After a full year of work, my startup LinerNotes.com is finally just-about-ready to launch an open beta. The site is still short of my vision by a mile. But I’ve decided that I stand to gain more from real feedback than I risk by disappointing early adopters and totally embarrassing myself in front of my friends and various onlookers.
It’s been a long, long road getting here. I thought I’d be excited when I reached this point but more than anything I’m confused and mildly terrified. Entrepreneurship is always full of ambiguity, but now more than ever I have no idea what to expect. I can imagine a whole range of outcomes, and I definitely know which ones I hope for and which ones I fear. But I just don’t know how to assign probabilities to those possibilities, and of course I know how often the future makes a mockery of ability to imagine it.

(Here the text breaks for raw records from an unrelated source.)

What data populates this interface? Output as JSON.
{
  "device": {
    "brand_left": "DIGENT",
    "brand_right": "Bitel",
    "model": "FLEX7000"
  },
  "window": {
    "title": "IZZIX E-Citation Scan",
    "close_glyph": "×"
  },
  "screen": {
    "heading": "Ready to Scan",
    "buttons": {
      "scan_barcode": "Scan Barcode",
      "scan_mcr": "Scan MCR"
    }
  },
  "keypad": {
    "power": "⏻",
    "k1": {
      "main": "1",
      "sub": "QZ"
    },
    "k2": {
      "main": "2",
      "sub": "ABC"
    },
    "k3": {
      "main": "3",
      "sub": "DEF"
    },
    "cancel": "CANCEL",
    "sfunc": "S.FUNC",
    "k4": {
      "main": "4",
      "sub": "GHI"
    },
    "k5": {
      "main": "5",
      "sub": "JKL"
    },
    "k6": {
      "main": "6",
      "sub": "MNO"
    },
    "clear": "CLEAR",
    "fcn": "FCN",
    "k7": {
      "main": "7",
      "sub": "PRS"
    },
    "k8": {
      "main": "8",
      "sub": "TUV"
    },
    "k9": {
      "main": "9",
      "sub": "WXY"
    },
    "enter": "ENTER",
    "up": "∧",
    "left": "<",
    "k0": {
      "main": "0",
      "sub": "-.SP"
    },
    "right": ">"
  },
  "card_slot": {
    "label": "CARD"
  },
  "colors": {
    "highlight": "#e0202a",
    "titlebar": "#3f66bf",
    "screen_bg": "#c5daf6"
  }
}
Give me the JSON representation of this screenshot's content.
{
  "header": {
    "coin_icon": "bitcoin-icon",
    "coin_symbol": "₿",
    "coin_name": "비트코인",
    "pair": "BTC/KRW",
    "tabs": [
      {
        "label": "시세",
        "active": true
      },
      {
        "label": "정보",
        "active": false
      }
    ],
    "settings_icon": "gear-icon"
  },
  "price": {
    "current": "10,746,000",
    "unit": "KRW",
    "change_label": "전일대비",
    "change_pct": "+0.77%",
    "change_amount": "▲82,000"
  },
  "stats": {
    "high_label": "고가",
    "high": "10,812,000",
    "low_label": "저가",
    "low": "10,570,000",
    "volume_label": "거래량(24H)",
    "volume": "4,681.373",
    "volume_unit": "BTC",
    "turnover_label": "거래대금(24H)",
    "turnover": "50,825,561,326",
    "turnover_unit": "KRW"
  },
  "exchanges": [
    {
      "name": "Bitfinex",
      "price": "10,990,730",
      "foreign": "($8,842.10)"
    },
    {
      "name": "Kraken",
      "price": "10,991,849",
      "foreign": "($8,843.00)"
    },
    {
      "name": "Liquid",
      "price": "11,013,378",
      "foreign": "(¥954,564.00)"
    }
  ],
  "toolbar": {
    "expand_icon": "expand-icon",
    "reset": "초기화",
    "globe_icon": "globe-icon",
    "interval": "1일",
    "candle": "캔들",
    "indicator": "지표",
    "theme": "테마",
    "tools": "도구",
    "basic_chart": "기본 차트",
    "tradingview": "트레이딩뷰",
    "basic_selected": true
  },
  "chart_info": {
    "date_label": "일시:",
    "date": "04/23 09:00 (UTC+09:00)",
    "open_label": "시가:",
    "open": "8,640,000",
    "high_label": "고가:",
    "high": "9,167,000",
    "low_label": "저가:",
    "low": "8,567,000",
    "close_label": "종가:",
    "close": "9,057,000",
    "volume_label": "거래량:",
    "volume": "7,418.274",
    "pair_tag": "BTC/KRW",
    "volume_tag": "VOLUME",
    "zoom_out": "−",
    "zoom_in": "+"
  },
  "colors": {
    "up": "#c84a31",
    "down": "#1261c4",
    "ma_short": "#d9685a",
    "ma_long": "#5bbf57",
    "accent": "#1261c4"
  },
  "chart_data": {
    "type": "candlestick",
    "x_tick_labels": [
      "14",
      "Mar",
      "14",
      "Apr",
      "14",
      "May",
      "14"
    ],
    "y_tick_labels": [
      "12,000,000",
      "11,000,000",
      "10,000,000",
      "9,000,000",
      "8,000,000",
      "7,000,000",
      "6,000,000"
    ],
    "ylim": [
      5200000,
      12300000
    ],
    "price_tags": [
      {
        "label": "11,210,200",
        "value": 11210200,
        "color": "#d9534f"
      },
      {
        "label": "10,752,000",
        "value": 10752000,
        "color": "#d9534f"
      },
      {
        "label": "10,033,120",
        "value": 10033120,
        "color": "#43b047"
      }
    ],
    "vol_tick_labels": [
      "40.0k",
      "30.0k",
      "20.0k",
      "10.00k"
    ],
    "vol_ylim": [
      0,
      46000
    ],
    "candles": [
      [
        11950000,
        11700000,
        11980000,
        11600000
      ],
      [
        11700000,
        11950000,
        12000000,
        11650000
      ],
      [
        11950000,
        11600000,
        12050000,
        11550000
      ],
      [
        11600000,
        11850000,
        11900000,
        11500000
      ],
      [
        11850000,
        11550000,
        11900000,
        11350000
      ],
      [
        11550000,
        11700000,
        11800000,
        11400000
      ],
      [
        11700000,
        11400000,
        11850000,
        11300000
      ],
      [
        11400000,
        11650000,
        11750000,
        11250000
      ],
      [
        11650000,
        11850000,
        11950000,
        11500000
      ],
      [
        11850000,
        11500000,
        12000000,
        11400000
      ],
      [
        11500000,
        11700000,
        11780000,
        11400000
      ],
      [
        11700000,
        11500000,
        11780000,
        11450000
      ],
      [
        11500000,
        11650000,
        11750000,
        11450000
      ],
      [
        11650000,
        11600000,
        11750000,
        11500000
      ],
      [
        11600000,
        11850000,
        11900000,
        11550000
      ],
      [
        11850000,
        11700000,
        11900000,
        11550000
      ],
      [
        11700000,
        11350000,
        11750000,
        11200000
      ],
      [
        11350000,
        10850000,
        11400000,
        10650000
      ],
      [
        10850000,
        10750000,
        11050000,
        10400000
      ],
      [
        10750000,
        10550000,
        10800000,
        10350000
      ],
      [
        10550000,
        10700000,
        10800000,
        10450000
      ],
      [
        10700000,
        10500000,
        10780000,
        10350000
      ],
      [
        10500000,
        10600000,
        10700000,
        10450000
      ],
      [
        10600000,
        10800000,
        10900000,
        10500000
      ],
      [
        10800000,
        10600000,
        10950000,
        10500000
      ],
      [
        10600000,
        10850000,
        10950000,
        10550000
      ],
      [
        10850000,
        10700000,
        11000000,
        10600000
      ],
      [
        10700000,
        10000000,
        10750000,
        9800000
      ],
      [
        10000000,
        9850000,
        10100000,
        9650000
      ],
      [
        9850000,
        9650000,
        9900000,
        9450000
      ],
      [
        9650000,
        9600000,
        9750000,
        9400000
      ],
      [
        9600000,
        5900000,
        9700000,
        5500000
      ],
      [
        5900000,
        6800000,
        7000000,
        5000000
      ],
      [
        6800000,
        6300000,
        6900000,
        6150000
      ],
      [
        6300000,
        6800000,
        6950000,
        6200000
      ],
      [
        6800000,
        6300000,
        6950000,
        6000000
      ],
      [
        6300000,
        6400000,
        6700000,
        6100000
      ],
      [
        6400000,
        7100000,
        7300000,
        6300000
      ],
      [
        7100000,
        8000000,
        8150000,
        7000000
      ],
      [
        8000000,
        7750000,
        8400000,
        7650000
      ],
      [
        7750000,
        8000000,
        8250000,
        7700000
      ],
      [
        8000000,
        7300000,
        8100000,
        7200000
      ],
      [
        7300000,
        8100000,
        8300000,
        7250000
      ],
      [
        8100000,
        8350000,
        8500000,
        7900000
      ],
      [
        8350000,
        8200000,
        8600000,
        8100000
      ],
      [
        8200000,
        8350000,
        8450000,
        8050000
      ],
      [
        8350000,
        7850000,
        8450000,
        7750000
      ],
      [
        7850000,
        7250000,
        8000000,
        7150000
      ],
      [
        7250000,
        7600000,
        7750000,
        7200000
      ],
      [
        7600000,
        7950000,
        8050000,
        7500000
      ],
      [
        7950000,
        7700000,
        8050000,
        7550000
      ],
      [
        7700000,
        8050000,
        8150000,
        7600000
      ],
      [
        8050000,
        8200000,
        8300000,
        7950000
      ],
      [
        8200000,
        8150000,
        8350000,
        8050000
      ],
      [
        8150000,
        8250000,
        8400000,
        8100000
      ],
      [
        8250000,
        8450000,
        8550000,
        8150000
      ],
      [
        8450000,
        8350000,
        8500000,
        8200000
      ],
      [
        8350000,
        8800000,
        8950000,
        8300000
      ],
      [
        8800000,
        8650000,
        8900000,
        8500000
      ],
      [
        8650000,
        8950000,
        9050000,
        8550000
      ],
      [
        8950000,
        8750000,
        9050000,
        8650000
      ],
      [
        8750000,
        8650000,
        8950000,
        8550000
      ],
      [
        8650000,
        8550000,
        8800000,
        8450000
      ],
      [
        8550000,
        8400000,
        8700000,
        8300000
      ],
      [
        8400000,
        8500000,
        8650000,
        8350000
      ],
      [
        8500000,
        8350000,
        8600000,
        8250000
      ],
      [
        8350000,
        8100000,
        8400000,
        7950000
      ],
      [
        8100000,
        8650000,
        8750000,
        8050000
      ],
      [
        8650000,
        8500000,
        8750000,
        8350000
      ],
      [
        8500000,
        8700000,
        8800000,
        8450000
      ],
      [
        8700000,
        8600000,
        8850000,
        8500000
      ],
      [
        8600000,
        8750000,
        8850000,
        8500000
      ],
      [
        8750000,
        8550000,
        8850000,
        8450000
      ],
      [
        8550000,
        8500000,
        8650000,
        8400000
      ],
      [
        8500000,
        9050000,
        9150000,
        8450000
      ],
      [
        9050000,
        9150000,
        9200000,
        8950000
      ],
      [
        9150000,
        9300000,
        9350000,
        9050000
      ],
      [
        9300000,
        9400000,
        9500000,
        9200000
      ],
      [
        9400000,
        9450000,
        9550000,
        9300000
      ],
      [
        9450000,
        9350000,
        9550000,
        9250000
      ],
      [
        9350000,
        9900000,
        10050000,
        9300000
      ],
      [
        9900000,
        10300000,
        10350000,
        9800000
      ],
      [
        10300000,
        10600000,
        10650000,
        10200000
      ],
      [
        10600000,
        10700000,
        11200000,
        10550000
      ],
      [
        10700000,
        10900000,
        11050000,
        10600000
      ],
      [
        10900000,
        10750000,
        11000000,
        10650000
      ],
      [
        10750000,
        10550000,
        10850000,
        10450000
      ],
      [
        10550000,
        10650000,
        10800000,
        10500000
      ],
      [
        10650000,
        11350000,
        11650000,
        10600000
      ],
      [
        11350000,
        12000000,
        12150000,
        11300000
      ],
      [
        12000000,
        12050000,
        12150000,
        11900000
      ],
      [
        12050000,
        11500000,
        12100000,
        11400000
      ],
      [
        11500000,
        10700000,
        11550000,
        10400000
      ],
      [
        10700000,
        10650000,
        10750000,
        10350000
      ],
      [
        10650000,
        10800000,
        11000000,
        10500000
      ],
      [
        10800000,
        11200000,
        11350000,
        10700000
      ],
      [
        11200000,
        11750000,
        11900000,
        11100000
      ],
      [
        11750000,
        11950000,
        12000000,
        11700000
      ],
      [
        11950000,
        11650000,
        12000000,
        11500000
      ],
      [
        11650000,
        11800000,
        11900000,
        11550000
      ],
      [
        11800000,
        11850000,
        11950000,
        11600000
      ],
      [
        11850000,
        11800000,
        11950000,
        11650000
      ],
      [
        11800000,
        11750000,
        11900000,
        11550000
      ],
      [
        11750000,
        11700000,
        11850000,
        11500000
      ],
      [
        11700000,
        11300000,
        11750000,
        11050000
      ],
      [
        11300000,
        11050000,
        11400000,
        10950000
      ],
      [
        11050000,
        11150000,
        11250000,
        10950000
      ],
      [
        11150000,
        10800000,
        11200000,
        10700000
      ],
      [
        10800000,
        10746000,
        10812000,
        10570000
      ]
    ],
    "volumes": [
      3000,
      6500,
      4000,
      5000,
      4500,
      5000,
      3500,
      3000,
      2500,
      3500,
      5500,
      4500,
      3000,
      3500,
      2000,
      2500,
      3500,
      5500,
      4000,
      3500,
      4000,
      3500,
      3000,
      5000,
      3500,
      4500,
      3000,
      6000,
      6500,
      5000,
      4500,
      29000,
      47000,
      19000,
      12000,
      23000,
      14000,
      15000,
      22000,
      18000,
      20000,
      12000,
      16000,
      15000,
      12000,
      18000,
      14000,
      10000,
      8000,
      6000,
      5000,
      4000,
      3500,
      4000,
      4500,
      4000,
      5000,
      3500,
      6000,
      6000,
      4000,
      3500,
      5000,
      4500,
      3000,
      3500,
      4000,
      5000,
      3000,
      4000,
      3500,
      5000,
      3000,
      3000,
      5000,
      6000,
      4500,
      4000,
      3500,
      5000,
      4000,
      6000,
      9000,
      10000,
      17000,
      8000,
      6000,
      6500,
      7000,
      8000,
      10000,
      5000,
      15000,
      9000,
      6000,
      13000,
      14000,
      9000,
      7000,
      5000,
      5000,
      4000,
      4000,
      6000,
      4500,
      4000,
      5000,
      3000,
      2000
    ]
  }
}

So I’m doing this blog series. I figure that by writing openly and honestly about my launch process – about my expectations, my plans, my decision-making, and even a bit of my personal psychology – I’ll be able to impose at least a little structure on process. If nothing else, writing helps me think more clearly. I also hope that telling my story will make it easier for the people in my life to understand me, for early adopters to connect with me, and for the types of people I want to work with to find me. And I hope that someday this series will help another first-time entrepreneur through his or her first launch.
So here’s the plan: as often as reasonably possible over the next 2-3 weeks, I will write 200-500 words about some aspect of my launch process. Some days the posts may be topical (e.g. an overview of my technology stack, or a discussion of quantitative metrics) and some days they’ll just be diary entries about the events and challenges of the day.
I have to admit I’m a bit nervous about putting this much information online. I’m a very private person by default and this series will be by far the most personal thing I’ve ever written for general consumption. I also have a tendency toward pathological honesty that’s in pretty stark contrast to the rampant puffery of traditional startup blogging. I’m concerned that writing about my uncertainties and constant failures is going to make it difficult for eventual investors or collaborators to believe in me the way they believe in more “reality distorting” entrepreneurs.
But one of my greatest goals in life is to work with people who have the same respect for reality that I do. And if writing authentically cuts the inbound interest in my inbox from zero down to zero, then so be it.
Welcome to the live-blog.